The county is currently reassessing its school boundaries, which could move students around to buildings with more capacity, and new schools are on track to open over the next few years. Those processes, of course, take longer than saying “no new homes” for a year. The county has a long maintenance backlog, and schools can’t open overnight.

However, as Dan Malouff says:

We must accept that one of the nation's best public school systems is not in any way close to being overwhelmed in any sense that would be worse for children than not letting them live in the community.

Stopping development won’t keep kids from existing, or from needing and deserving an education. The county could act with the same urgency that it’s taken to declare a moratorium on building to make an emergency change to school boundaries: Many overcrowded schools are right next to under-enrolled ones. In the short term, more buses are cheaper than more schools. Montgomery County might find itself forced to consider these strategies even if it does block development, because—once again—the majority of new MCPS students are coming from existing households, not new ones.
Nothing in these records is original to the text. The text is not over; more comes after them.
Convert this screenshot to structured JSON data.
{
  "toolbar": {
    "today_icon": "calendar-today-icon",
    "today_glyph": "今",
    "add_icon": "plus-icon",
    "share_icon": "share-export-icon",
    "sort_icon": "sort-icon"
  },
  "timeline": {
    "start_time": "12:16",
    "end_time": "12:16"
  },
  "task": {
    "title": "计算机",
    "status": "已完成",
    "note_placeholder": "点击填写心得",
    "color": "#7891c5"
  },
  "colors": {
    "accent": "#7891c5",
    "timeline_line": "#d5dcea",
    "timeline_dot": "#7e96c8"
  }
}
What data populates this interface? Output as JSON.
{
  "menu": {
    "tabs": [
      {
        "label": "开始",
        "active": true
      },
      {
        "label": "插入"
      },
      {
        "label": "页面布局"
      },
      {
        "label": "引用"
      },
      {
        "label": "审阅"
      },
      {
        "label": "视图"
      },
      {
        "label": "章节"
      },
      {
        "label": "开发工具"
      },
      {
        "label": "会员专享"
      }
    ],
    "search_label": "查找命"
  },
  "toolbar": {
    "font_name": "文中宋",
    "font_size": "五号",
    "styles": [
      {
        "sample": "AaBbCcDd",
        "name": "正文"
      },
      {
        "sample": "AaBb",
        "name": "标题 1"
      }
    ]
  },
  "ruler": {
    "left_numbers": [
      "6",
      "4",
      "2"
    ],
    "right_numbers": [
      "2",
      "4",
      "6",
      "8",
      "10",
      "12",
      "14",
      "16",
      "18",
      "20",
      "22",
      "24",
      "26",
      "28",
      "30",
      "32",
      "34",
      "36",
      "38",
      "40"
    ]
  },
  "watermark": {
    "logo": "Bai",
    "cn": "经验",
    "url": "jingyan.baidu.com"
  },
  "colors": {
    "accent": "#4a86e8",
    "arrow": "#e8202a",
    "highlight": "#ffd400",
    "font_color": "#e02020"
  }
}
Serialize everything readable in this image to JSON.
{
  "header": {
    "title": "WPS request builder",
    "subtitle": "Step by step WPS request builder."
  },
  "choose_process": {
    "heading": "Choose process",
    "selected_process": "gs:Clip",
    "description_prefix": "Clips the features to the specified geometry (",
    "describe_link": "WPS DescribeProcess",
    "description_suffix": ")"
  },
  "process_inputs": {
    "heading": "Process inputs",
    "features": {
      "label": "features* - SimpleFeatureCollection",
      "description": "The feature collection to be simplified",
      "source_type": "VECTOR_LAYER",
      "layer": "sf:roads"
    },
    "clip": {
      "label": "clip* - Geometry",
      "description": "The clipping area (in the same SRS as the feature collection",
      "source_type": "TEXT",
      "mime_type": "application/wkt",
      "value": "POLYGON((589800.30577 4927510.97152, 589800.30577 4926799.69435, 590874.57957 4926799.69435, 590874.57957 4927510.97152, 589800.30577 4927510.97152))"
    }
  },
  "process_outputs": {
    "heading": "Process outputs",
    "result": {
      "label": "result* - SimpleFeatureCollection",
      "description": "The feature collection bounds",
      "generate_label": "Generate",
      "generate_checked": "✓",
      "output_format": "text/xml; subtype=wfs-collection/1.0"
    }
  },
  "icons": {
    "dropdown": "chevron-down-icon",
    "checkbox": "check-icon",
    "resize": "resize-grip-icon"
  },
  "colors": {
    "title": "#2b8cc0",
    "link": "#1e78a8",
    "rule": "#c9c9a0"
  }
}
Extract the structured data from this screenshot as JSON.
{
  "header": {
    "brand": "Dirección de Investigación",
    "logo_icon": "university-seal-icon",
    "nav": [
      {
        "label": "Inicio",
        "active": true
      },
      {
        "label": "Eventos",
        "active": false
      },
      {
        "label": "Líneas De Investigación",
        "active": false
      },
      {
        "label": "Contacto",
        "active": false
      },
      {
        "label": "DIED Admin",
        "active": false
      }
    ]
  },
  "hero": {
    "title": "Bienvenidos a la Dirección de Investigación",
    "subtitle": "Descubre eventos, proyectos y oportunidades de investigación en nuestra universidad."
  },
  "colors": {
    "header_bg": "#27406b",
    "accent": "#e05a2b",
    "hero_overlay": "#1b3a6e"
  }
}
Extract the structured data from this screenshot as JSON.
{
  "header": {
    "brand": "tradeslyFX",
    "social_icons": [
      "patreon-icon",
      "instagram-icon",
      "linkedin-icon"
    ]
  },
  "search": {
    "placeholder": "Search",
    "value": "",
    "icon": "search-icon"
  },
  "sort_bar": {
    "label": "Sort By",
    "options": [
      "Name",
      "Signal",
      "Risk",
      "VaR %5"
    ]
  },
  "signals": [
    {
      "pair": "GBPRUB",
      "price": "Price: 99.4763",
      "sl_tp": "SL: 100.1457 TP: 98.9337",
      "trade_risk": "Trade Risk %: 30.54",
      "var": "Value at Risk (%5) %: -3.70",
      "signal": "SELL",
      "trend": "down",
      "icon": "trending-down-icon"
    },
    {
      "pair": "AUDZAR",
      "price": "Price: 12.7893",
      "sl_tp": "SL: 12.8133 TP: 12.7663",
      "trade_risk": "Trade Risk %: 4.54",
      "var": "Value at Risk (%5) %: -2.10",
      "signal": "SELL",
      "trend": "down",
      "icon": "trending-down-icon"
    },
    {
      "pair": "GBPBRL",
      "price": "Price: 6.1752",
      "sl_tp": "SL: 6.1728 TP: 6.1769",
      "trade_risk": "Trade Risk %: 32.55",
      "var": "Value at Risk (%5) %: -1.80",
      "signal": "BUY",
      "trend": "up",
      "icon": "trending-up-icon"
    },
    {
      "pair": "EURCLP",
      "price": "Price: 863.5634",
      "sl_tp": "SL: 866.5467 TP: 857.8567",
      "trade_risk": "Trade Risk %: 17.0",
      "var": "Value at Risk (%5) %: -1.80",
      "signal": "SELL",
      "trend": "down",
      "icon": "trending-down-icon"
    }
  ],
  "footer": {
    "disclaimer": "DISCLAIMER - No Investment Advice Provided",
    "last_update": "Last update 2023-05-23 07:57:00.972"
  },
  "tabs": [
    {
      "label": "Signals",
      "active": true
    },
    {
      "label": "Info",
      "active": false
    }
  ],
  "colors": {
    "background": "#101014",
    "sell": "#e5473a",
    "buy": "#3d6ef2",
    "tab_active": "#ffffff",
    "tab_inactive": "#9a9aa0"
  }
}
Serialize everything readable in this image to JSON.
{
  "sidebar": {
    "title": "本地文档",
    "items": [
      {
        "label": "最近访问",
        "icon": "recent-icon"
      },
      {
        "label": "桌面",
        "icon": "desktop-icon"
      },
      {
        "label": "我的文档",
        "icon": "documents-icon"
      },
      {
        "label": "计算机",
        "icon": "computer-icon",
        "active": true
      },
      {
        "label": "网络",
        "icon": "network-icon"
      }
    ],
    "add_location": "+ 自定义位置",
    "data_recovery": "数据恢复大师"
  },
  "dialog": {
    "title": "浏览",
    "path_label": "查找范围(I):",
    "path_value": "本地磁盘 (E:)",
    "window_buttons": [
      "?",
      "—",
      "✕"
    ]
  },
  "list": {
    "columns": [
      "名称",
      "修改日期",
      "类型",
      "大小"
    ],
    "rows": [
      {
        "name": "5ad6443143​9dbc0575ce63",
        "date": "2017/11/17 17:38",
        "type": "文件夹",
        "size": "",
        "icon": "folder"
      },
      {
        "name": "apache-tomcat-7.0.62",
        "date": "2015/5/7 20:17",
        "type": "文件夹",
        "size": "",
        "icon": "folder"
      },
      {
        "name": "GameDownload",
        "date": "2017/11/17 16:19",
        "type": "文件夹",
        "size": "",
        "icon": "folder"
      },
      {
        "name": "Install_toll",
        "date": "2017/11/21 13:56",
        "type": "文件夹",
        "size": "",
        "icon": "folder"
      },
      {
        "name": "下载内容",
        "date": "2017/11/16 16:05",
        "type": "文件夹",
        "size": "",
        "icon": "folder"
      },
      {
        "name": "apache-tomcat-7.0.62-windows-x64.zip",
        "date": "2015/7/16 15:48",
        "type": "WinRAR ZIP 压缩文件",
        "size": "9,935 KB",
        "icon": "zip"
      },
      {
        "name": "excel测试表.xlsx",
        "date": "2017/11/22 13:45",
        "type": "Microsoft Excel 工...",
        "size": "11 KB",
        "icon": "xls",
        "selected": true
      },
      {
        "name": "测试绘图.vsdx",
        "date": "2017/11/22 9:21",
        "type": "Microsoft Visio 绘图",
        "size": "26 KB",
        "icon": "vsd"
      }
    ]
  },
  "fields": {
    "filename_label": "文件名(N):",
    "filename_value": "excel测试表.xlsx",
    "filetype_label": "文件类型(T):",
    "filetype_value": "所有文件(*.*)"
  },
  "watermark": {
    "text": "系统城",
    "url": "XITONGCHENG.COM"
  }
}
Fundamentally, Montgomery County, which is home to one of the best public school systems in the country, has a responsibility to educate kids, not keep them out. Portable classrooms and larger class sizes are not worse for children overall than assuming that they are the product of new development, and that, because of that, their families should just go somewhere else.

In 2011, Malouff also wrote about Gaithersburg's school capacity tests, which were supposed to ensure that infrastructure in popular areas there kept up with growth. We reran that post yesterday, because it’s once again timely. Halting development in certain parts of Gaithersburg, as Montgomery County is proposing to do for these school clusters, didn’t work, and worsened things elsewhere:

And the really bad news is that the moratorium isn’t effective at saving schools. Because Gaithersburg is a geographically small jurisdiction within a larger, growing region, the school capacity test merely pushes growth out to other jurisdictions that have even less capacity, and less ability to plan.

In fact, the moratorium is doubly damaging because of the type of growth it is pushing away. By including these smart growth receiving zones in the moratorium, Gaithersburg is pushing out high-density urban developments that don’t produce many students, but are very effective at reducing sprawl and growth in congestion.

Malouff wrote then, “Other jurisdictions with similar ordinances should…carefully consider whether or not their growth controls are accomplishing the right goals.” This still seems to be the case.

Alex Baca is the Housing Program Organizer at GGWash. Previously the engagement director of the Coalition for Smarter Growth and the general manager of Cuyahoga County's bikesharing system, she has also worked in journalism, bike advocacy, architecture, construction, and transportation in DC, San Francisco, and Cleveland. She has written about all of the above for CityLab, Slate, Vox, Washington City Paper, and other publications.